“They also have a lot of other things on their plate to sort through,” Niles said. “Students tend not to be in the habit of voting, since they have only recently gained eligibility. They typically put off voting until later in life.”
Even when young people decide to vote, they often encounter a higher level of hassle since they are typically unable to vote at home on Election Day or during early voting. Students frequently ask Niles how to go about getting an absentee ballot, he said.
Before they can do so, students must also register to vote. While states set their own deadlines and requirements, voters typically must register at least 30 days before the election. The League of Women Voters provides individualized information and links to mail-in voter registration forms on its election website, www.vote411.org/state_guide?state_id=(insert state name here).
The same website also helps voters know how to request an absentee ballot from their state, which they can complete and mail back. Most states’ deadlines for absentee ballot applications are a week before the election. However, most states also require that the voter’s completed ballot be received by Election Day, which probably takes a total of about three weeks.
Senior Matt Christensen voted in the last presidential election and already requested his absentee ballot for this year.
“Voting is a great privilege that too many Americans take for granted,” he said. “People in Iraq, Afghanistan and Egypt know what it’s like not to have that chance.”

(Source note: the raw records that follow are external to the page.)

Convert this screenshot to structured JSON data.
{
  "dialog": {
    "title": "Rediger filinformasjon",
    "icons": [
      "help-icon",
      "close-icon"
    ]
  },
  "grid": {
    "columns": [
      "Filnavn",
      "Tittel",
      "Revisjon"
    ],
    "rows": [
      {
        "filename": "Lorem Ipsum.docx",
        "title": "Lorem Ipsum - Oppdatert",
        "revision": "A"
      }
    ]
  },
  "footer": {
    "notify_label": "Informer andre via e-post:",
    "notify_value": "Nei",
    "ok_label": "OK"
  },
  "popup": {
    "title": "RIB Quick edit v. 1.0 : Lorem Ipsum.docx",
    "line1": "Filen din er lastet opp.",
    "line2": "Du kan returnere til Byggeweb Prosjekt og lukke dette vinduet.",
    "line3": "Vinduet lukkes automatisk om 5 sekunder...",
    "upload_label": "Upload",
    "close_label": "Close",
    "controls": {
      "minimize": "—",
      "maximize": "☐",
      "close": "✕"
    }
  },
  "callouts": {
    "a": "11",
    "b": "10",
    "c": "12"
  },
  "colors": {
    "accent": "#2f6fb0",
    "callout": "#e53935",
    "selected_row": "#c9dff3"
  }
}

People should not complain about what the government does if they did not take advantage of their right to vote, he added.
Freshman Megan Gabbert plans to vote for the first time this November, since this is the first election she will be eligible for. She will go back home to Tulsa, Okla. to vote, she said.
“Voting is important because we are called to be proactive in what we believe,” she said. “Sometimes we may have to go with the lesser of two evils if we don’t agree with either candidate, but we should not just avoid being involved.”